The author of the best entry as judged by the Kobold staff will win $100 in credit at the Kobold Quarterly booth at Gen Con Indy 2010 and $50 spending money at the Con! (You must visit our booth at this year’s Con to receive your prizes.)
All entries become the property of Kobold Quarterly, and both the winning entry and some honorable mentions will appear here on the site during the show itself.
Meanwhile, here’s the tale of my first Gen Con…
My own first Gen Con was as a gamer, and it’s the only one I have ever attended purely to play. In some ways, it is still the perfect convention in my memory.
It was 1983 or ’84, and Gen Con was growing fast. My friends and I somehow convinced one of the parents to drive us the 60 or 70 miles up to the University of Wisconsin at Kenosha-Parkside and cut us loose.

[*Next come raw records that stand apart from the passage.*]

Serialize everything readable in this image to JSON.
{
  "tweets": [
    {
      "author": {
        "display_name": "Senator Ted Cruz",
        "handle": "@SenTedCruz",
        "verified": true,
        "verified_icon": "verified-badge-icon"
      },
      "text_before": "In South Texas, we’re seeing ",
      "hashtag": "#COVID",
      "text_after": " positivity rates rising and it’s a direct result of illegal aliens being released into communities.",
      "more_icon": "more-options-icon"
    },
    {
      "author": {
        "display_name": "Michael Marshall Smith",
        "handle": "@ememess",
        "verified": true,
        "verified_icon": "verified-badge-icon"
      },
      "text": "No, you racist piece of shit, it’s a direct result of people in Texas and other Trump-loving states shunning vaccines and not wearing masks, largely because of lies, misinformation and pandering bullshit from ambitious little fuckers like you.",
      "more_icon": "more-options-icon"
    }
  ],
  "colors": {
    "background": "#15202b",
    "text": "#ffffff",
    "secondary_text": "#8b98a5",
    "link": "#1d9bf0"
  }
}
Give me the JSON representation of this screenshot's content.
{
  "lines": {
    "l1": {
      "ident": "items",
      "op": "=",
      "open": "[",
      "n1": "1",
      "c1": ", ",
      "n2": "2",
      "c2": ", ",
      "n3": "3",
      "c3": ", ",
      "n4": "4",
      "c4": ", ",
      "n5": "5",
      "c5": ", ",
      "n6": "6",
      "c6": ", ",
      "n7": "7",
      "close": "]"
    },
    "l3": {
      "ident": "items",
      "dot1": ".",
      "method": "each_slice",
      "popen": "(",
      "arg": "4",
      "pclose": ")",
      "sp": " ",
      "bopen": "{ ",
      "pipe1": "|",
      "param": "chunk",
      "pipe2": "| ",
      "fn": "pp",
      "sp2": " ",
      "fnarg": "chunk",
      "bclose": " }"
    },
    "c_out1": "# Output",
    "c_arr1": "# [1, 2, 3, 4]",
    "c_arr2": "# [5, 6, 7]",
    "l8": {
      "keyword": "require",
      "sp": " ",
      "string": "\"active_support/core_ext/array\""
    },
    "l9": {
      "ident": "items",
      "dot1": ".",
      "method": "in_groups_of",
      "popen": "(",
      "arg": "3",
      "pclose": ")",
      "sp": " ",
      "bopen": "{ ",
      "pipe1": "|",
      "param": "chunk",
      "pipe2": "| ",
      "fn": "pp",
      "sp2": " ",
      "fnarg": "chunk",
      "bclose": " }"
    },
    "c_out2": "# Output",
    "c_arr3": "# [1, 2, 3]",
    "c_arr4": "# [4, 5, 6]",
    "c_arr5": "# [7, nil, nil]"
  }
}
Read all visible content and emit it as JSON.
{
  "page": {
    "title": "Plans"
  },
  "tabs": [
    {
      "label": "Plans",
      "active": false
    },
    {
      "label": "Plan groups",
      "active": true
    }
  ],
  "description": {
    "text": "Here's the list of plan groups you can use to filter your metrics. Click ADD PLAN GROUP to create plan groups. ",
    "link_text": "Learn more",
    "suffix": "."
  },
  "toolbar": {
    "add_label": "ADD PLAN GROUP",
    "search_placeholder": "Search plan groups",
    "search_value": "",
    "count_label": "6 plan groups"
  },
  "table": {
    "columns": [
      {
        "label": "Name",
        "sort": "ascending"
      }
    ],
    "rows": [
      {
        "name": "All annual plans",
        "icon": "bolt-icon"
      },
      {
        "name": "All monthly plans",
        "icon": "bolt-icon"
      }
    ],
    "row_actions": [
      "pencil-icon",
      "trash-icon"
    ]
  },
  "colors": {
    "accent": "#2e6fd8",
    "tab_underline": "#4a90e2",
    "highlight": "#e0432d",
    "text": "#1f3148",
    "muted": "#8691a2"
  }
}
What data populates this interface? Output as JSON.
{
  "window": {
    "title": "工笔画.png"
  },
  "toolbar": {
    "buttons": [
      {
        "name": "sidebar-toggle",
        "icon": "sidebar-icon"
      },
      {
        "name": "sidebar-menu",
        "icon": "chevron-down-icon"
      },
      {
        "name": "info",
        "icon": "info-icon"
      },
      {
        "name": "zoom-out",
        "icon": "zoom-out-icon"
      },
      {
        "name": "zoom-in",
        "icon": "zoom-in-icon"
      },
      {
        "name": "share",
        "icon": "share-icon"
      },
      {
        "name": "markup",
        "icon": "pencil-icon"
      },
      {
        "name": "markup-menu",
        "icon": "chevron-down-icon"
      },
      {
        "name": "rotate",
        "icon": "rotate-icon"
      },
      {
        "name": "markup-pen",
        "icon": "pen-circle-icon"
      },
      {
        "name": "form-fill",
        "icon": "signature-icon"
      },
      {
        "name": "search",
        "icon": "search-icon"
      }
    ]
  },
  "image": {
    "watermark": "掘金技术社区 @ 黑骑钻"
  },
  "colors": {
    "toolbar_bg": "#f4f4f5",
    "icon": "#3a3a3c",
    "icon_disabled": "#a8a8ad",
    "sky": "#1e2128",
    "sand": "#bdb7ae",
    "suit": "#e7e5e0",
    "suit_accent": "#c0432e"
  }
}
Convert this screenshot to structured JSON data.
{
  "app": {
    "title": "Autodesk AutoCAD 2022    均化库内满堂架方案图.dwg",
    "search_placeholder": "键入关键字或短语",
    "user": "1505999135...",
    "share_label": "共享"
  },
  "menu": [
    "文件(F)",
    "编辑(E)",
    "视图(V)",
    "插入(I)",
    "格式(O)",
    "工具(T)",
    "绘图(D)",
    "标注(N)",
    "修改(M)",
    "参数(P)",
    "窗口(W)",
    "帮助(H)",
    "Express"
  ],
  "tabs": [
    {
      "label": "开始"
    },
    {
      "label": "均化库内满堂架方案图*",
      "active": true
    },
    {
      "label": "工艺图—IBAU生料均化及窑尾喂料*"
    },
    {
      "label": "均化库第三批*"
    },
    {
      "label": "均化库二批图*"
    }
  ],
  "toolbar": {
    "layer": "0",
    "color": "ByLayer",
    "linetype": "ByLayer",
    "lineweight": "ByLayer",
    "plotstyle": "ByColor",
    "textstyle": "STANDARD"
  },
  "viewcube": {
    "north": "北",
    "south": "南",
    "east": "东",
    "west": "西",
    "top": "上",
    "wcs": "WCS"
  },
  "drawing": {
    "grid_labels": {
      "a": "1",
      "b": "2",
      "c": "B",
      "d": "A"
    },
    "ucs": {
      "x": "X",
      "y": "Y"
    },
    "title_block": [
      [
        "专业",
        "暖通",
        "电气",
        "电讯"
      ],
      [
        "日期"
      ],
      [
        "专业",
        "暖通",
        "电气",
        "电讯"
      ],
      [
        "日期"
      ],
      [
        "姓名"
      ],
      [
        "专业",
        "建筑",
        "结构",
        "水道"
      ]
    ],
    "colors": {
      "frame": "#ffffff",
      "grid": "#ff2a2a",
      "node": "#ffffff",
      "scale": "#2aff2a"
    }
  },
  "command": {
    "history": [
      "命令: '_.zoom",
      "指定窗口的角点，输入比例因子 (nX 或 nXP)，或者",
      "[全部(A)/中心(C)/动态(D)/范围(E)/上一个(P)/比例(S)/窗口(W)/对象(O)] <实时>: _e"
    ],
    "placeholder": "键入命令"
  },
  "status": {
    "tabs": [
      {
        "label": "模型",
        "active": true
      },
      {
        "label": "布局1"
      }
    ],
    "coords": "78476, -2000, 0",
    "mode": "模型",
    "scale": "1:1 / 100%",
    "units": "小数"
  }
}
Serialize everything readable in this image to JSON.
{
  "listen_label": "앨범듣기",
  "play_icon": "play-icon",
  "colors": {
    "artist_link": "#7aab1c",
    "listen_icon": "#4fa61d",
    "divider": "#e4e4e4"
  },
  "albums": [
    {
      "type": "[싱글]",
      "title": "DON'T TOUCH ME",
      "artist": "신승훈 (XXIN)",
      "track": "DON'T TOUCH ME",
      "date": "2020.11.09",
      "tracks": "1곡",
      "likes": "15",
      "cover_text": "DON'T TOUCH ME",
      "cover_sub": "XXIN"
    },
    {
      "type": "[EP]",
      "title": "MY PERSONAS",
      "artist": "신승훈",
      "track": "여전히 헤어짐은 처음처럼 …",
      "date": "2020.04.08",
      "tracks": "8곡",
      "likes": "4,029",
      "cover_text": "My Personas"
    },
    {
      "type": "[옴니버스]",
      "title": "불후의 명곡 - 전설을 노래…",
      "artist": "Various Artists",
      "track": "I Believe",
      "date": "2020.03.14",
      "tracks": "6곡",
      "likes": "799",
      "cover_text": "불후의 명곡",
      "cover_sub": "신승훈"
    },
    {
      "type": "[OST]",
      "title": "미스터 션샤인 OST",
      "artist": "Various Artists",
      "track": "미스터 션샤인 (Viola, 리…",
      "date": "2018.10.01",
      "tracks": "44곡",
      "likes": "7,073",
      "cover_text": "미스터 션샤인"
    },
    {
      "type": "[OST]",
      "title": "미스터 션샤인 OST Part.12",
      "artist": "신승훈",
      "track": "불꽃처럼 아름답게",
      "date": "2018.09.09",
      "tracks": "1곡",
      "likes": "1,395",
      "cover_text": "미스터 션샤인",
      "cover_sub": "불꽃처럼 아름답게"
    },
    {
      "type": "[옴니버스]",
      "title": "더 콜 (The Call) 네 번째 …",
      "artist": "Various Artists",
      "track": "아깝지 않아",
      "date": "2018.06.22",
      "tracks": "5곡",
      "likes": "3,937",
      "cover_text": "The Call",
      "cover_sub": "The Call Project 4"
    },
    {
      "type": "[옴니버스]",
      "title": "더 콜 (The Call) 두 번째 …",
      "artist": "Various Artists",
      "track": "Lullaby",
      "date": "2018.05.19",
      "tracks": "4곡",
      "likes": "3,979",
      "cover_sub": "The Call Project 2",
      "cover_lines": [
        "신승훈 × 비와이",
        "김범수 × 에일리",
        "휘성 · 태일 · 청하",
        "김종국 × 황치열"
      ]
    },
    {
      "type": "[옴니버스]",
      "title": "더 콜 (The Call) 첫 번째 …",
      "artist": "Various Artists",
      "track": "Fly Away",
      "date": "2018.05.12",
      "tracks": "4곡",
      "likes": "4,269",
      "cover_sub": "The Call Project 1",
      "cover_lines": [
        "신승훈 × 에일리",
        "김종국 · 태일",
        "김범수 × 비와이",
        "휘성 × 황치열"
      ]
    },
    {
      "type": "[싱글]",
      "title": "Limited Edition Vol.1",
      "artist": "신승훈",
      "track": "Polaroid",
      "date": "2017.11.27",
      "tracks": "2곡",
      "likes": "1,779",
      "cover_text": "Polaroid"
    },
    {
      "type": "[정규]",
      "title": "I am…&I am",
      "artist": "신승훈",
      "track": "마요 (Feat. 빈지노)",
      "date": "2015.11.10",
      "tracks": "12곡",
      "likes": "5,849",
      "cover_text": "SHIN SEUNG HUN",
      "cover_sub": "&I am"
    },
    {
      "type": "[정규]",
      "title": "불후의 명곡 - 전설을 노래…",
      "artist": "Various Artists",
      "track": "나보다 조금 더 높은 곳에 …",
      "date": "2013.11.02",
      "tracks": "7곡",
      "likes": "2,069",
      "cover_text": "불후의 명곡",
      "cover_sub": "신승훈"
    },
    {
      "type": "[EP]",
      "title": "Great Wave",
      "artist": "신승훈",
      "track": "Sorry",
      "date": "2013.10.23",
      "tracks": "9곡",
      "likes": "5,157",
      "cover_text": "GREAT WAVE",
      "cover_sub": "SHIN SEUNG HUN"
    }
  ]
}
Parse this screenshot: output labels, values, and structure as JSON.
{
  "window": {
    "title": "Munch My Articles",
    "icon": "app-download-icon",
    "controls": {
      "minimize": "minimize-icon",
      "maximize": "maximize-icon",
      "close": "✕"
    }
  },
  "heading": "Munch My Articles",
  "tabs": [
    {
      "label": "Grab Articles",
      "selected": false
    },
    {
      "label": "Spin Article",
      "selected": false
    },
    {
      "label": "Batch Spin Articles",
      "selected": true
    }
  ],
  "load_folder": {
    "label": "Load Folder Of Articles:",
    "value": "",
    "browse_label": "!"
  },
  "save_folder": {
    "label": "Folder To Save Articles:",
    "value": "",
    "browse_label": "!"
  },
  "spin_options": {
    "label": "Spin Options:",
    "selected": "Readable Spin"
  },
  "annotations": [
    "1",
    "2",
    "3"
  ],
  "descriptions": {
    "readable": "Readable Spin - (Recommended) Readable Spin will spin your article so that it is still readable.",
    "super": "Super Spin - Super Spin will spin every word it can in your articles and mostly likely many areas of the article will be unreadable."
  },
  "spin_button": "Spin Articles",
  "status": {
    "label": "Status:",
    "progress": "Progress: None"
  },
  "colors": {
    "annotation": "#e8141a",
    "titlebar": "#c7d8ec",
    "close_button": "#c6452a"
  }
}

Holy cow! Geeks everywhere! Bad hot dogs, lousy pizza, and fantastic gaming. I ran an AD&D slot as a GM and got a surprise: some of the players were a lot older than me—in their twenties! Undaunted, I forged ahead with an Underdark scenario. I got some very encouraging remarks afterwards on the written sheets. (Yes, there was feedback given to GMs on paper. I have no idea who organized that, but it boosted a young GM’s confidence.)
After that, I decided to blow what money I had left—maybe $10 or so—on a trip to the dealer room where the West End Games booth was running demos of a new SF game. I was too shy to ask, but the GM introduced himself. “Hi, I’m Ken. You wanna play Paranoia?”
So I learned about Alpha Complex, the Computer, and the crucial utility of clones. I laughed, and I bought the game, even though they didn’t have boxes for the set yet. The GM signed it for me: Ken Rolston, the game’s designer.
I was high on meeting a geek celebrity, and we played Paranoia that summer a bunch of times. I never did learn the trick of play as light-hearted as Ken’s, but for me, being introduced to the wider gaming world and meeting an actual game designer in person were life-changing. I kept writing and designing and playing, because one day, I figured, I would be the man saying “Hi, I’m Wolfgang. Let me tell you about Midgard!”